Excerpts from an interface dataset:
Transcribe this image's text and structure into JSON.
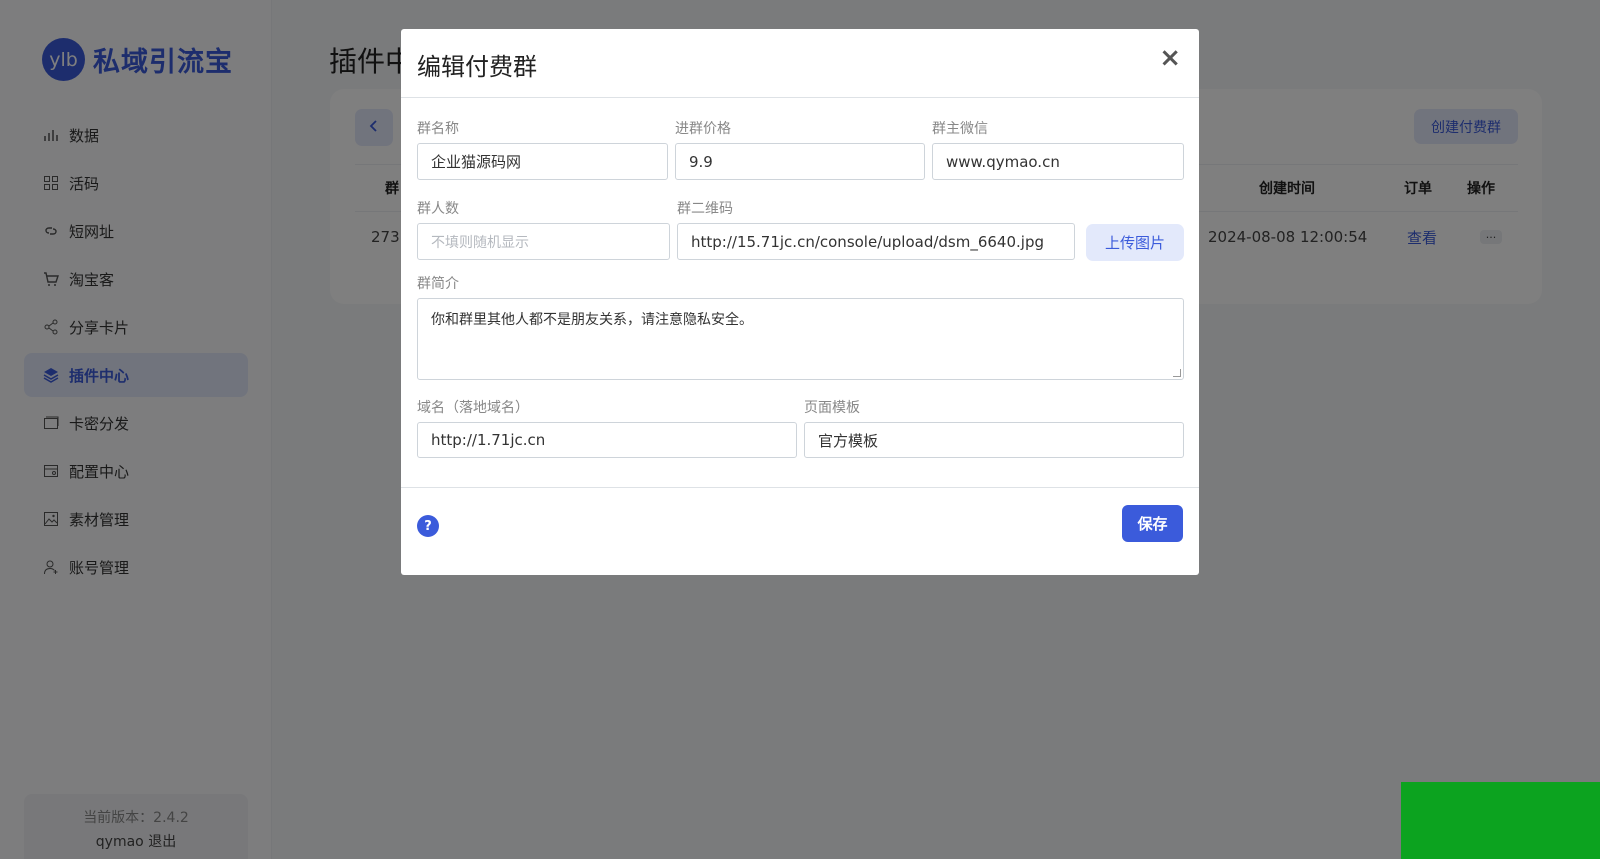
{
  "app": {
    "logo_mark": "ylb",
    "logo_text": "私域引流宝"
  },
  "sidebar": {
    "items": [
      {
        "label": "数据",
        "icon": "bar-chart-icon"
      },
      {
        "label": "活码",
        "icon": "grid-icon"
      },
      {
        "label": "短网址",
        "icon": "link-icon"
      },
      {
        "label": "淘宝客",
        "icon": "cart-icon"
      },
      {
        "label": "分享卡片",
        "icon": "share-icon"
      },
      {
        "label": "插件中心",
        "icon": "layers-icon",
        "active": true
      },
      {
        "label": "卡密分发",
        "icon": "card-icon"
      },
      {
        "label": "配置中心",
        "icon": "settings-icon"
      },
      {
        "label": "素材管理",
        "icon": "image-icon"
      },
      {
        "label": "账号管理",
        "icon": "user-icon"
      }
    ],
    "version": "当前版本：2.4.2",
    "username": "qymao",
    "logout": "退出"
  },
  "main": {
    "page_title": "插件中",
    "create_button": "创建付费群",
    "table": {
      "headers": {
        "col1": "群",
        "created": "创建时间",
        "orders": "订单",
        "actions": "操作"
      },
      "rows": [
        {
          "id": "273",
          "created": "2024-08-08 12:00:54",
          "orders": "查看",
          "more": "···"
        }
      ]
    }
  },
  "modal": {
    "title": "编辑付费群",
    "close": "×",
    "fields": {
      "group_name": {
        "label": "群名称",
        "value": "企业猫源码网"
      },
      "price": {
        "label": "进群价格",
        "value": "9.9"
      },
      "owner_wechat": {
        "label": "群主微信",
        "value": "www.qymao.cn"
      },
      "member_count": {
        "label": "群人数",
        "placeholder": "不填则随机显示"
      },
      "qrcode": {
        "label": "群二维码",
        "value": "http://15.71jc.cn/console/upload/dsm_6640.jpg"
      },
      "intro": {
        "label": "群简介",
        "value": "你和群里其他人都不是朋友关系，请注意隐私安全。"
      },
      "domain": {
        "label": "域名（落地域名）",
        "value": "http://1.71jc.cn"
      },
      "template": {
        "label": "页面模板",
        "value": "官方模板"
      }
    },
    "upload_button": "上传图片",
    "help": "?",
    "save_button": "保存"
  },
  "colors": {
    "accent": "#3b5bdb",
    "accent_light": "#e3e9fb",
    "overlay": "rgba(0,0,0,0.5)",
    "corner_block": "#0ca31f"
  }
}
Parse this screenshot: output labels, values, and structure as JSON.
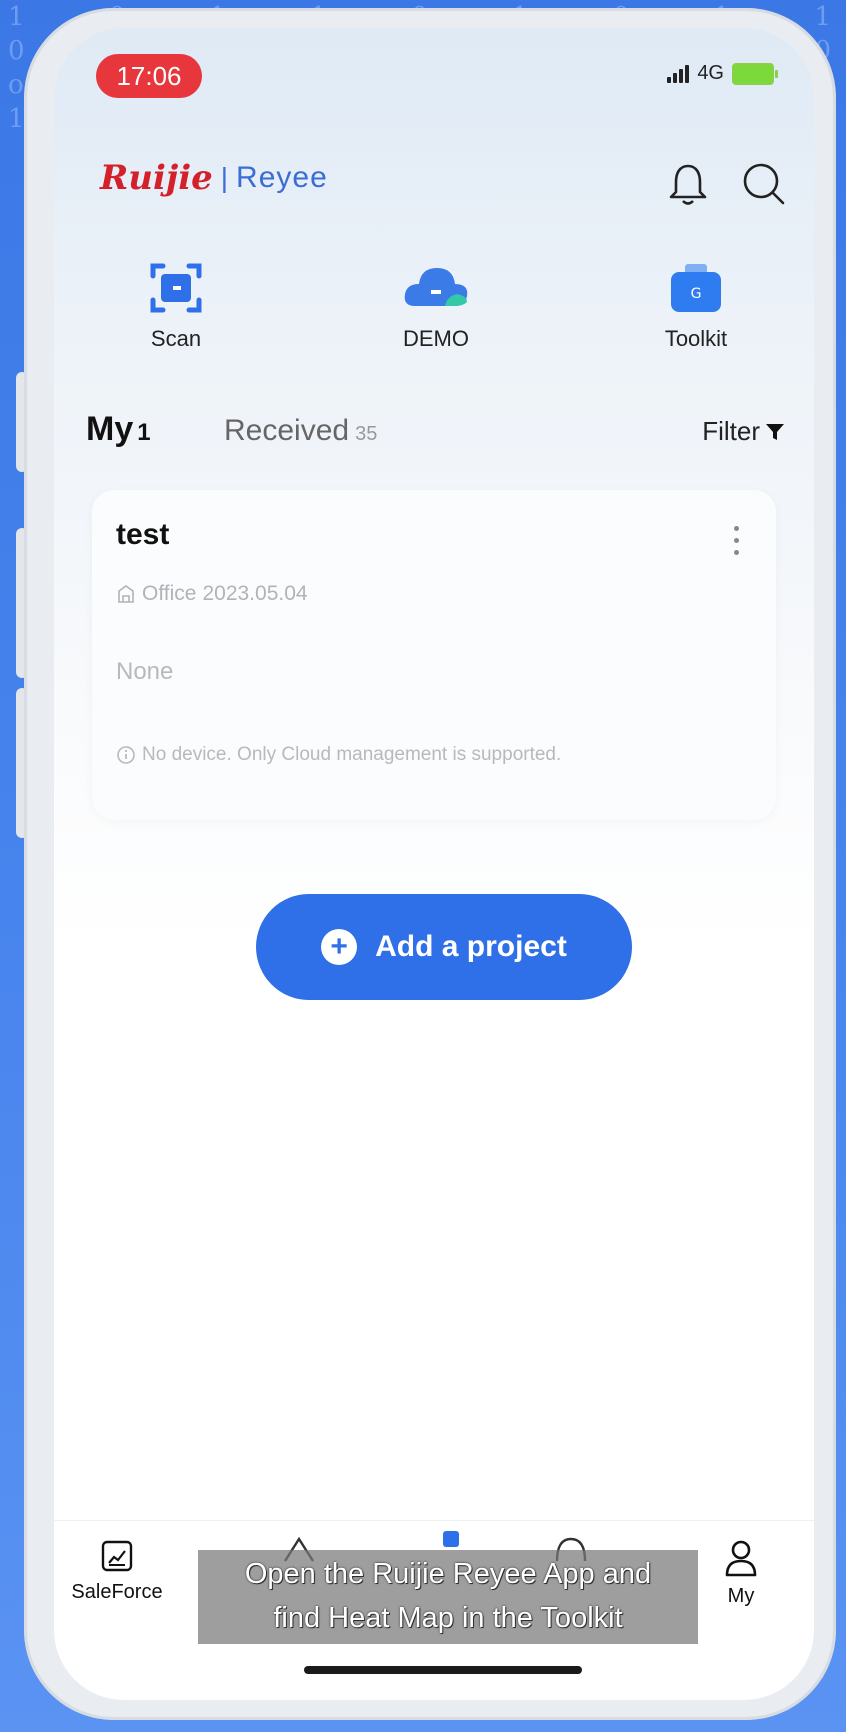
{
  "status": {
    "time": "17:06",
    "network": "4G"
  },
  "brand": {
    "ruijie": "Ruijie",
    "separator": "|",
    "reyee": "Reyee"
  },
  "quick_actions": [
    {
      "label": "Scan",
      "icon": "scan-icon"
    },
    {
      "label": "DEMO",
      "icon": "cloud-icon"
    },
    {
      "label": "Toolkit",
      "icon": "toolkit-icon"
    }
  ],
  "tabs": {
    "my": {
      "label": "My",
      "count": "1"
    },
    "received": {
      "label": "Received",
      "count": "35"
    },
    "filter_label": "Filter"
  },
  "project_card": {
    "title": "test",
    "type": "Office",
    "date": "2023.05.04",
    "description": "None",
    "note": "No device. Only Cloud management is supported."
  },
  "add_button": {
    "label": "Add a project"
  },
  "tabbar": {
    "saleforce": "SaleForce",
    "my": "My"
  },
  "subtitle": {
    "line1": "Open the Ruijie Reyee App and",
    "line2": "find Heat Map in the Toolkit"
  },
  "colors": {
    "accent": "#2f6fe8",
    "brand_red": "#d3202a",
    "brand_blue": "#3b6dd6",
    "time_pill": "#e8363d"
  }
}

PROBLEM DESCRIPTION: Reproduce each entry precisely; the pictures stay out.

SOLUTION:
Transcribe this image's text and structure into JSON.
{
  "app": {
    "logo_mark": "ylb",
    "logo_text": "私域引流宝"
  },
  "sidebar": {
    "items": [
      {
        "label": "数据",
        "icon": "bar-chart-icon"
      },
      {
        "label": "活码",
        "icon": "grid-icon"
      },
      {
        "label": "短网址",
        "icon": "link-icon"
      },
      {
        "label": "淘宝客",
        "icon": "cart-icon"
      },
      {
        "label": "分享卡片",
        "icon": "share-icon"
      },
      {
        "label": "插件中心",
        "icon": "layers-icon",
        "active": true
      },
      {
        "label": "卡密分发",
        "icon": "card-icon"
      },
      {
        "label": "配置中心",
        "icon": "settings-icon"
      },
      {
        "label": "素材管理",
        "icon": "image-icon"
      },
      {
        "label": "账号管理",
        "icon": "user-icon"
      }
    ],
    "version": "当前版本：2.4.2",
    "username": "qymao",
    "logout": "退出"
  },
  "main": {
    "page_title": "插件中",
    "create_button": "创建付费群",
    "table": {
      "headers": {
        "col1": "群",
        "created": "创建时间",
        "orders": "订单",
        "actions": "操作"
      },
      "rows": [
        {
          "id": "273",
          "created": "2024-08-08 12:00:54",
          "orders": "查看",
          "more": "···"
        }
      ]
    }
  },
  "modal": {
    "title": "编辑付费群",
    "close": "×",
    "fields": {
      "group_name": {
        "label": "群名称",
        "value": "企业猫源码网"
      },
      "price": {
        "label": "进群价格",
        "value": "9.9"
      },
      "owner_wechat": {
        "label": "群主微信",
        "value": "www.qymao.cn"
      },
      "member_count": {
        "label": "群人数",
        "placeholder": "不填则随机显示"
      },
      "qrcode": {
        "label": "群二维码",
        "value": "http://15.71jc.cn/console/upload/dsm_6640.jpg"
      },
      "intro": {
        "label": "群简介",
        "value": "你和群里其他人都不是朋友关系，请注意隐私安全。"
      },
      "domain": {
        "label": "域名（落地域名）",
        "value": "http://1.71jc.cn"
      },
      "template": {
        "label": "页面模板",
        "value": "官方模板"
      }
    },
    "upload_button": "上传图片",
    "help": "?",
    "save_button": "保存"
  },
  "colors": {
    "accent": "#3b5bdb",
    "accent_light": "#e3e9fb",
    "overlay": "rgba(0,0,0,0.5)",
    "corner_block": "#0ca31f"
  }
}
Parse this screenshot: output labels, values, and structure as JSON.
{
  "status": {
    "time": "17:06",
    "network": "4G"
  },
  "brand": {
    "ruijie": "Ruijie",
    "separator": "|",
    "reyee": "Reyee"
  },
  "quick_actions": [
    {
      "label": "Scan",
      "icon": "scan-icon"
    },
    {
      "label": "DEMO",
      "icon": "cloud-icon"
    },
    {
      "label": "Toolkit",
      "icon": "toolkit-icon"
    }
  ],
  "tabs": {
    "my": {
      "label": "My",
      "count": "1"
    },
    "received": {
      "label": "Received",
      "count": "35"
    },
    "filter_label": "Filter"
  },
  "project_card": {
    "title": "test",
    "type": "Office",
    "date": "2023.05.04",
    "description": "None",
    "note": "No device. Only Cloud management is supported."
  },
  "add_button": {
    "label": "Add a project"
  },
  "tabbar": {
    "saleforce": "SaleForce",
    "my": "My"
  },
  "subtitle": {
    "line1": "Open the Ruijie Reyee App and",
    "line2": "find Heat Map in the Toolkit"
  },
  "colors": {
    "accent": "#2f6fe8",
    "brand_red": "#d3202a",
    "brand_blue": "#3b6dd6",
    "time_pill": "#e8363d"
  }
}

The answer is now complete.